So you’ve heard of the saying, ‘tidy desk, tidy mind’; how about tidy office, tidy kitchen, tidy bedroom? If you look at the space around you, whether at work or at home and you’re surrounded by chaos, quite naturally, your head will be in a muddle too. It’s time to declutter, and in doing so, you’ll free up some valuable headspace, allowing you to think more clearly.
I came across a book, The life-changing magic of tidying up by Marie Kondo, when I was on holiday last summer. It discusses the power of decluttering your home, and the difference it can make to your life. It couldn’t have come at a more timely moment, as I was about to embark on this seemingly endless journey of packing up my house, in preparation to move. I returned from holiday completely enthused and inspired.

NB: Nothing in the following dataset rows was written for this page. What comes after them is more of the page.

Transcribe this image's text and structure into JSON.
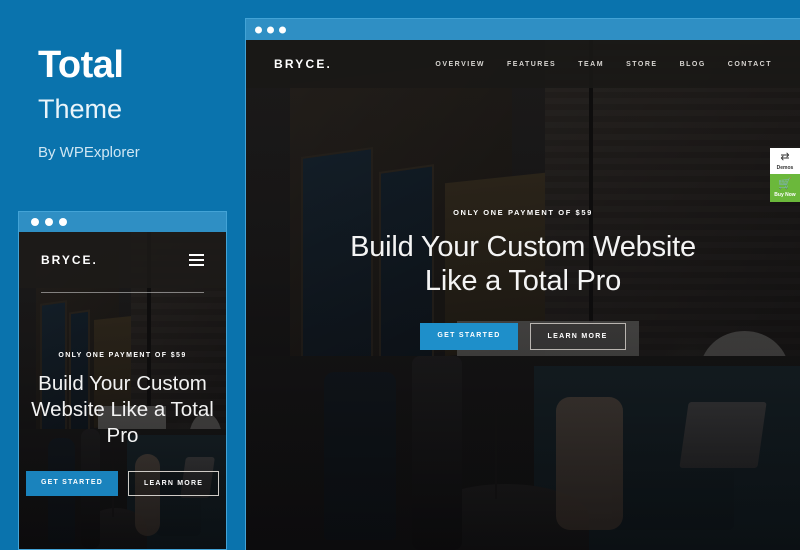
{
  "promo": {
    "title": "Total",
    "subtitle": "Theme",
    "byline": "By WPExplorer"
  },
  "colors": {
    "page_background": "#0a73ad",
    "chrome_bar": "#2f8fc4",
    "accent_button": "#1e8fca",
    "buy_now_green": "#6bb83b"
  },
  "desktop_preview": {
    "window_dots": [
      "dot-red",
      "dot-yellow",
      "dot-green"
    ],
    "site": {
      "brand": "BRYCE.",
      "nav": [
        {
          "label": "OVERVIEW"
        },
        {
          "label": "FEATURES"
        },
        {
          "label": "TEAM"
        },
        {
          "label": "STORE"
        },
        {
          "label": "BLOG"
        },
        {
          "label": "CONTACT"
        }
      ],
      "hero": {
        "eyebrow": "ONLY ONE PAYMENT OF $59",
        "title_line1": "Build Your Custom Website",
        "title_line2": "Like a Total Pro",
        "primary_button": "GET STARTED",
        "secondary_button": "LEARN MORE"
      }
    },
    "side_buttons": [
      {
        "label": "Demos",
        "icon": "demos-swap-icon"
      },
      {
        "label": "Buy Now",
        "icon": "shopping-cart-icon"
      }
    ]
  },
  "mobile_preview": {
    "window_dots": [
      "dot-red",
      "dot-yellow",
      "dot-green"
    ],
    "site": {
      "brand": "BRYCE.",
      "menu_icon": "hamburger-menu-icon",
      "hero": {
        "eyebrow": "ONLY ONE PAYMENT OF $59",
        "title": "Build Your Custom Website Like a Total Pro",
        "primary_button": "GET STARTED",
        "secondary_button": "LEARN MORE"
      }
    }
  }
}
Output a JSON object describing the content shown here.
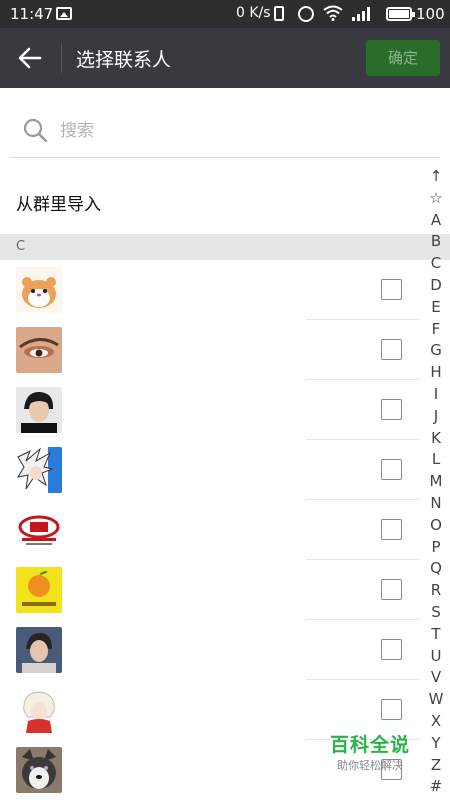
{
  "status_bar": {
    "time": "11:47",
    "net_speed": "0 K/s",
    "battery": "100"
  },
  "header": {
    "title": "选择联系人",
    "confirm_label": "确定",
    "confirm_bg": "#2a6c2a"
  },
  "search": {
    "placeholder": "搜索",
    "value": ""
  },
  "import_from_group": "从群里导入",
  "section_letter": "C",
  "contacts": [
    {
      "avatar": "hamster-cartoon",
      "checked": false
    },
    {
      "avatar": "eye-makeup-closeup",
      "checked": false
    },
    {
      "avatar": "boy-portrait",
      "checked": false
    },
    {
      "avatar": "anime-white-hair",
      "checked": false
    },
    {
      "avatar": "cz-red-logo",
      "checked": false
    },
    {
      "avatar": "orange-fruit-logo",
      "checked": false
    },
    {
      "avatar": "boy-blue-portrait",
      "checked": false
    },
    {
      "avatar": "anime-girl-white",
      "checked": false
    },
    {
      "avatar": "husky-dog",
      "checked": false
    }
  ],
  "index_letters": [
    "↑",
    "☆",
    "A",
    "B",
    "C",
    "D",
    "E",
    "F",
    "G",
    "H",
    "I",
    "J",
    "K",
    "L",
    "M",
    "N",
    "O",
    "P",
    "Q",
    "R",
    "S",
    "T",
    "U",
    "V",
    "W",
    "X",
    "Y",
    "Z",
    "#"
  ],
  "watermark": {
    "title": "百科全说",
    "subtitle": "助你轻松解决"
  },
  "colors": {
    "header_bg": "#393a3f",
    "status_bg": "#2e2e2e",
    "section_bg": "#e6e6e6",
    "watermark_green": "#2bb34a"
  }
}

Does it give you joy?
We have lived here for 17 years, and in all honesty, there has never been the need for a major clear out, so you can imagine the clutter we’ve accumulated over time. This fantastic book, which uses the Japanese KonMari method, has helped me to tackle this major project, whilst making me realise that you don’t need to move house, to tidy a few things up. Had I kept on top of things earlier, it may have not been such an arduous task now.
As Kondo suggests, look at your belongings individually; aside from the essentials that you need to run your home, ask yourself the question, does it give you joy? If the answer is no, what purpose does it have? It’s time to be ruthless and let it go! Initially, this was tough, but once I got into the swing of things, it was incredibly straightforward. Why? Because it’s simple and makes total sense. Why am I hanging on to all of this ‘stuff’?
Let it go
Whether it’s clothing in the back of your wardrobe that hasn’t seen the light of day for five years, or that old chair in the garage with a ripped seat that you’ve been meaning to get upholstered, despite having nowhere to put it; the question of joy gives you permission to get rid of these pretty useless items, that you’ve been holding onto, ‘just in case’.
This whole process has been liberating. Of course, there is a downside; the local charity shops and recycling centre are becoming a little too familiar, but I’m hoping the majority of my unwanted goods will find a new home somewhere.
So, if you find yourself surrounded by so much clutter that you can’t think straight, don’t wait until you next move house.
A step at a time
For efficiency, categorise everything before you start. Kondo suggests starting with your wardrobe, as clothes hold the least emotion; now is a great time as the seasons change and you make room for your summer staples. You could then move onto books, furniture and kitchen gadgets, but save the photographs and sentimental items until much later on, once you’ve really got the hang of it.
In freeing this space around you, not only will you benefit from a great sense of achievement, you will be able to function much more clearly. Declutter your surroundings and in turn, you will declutter your mind.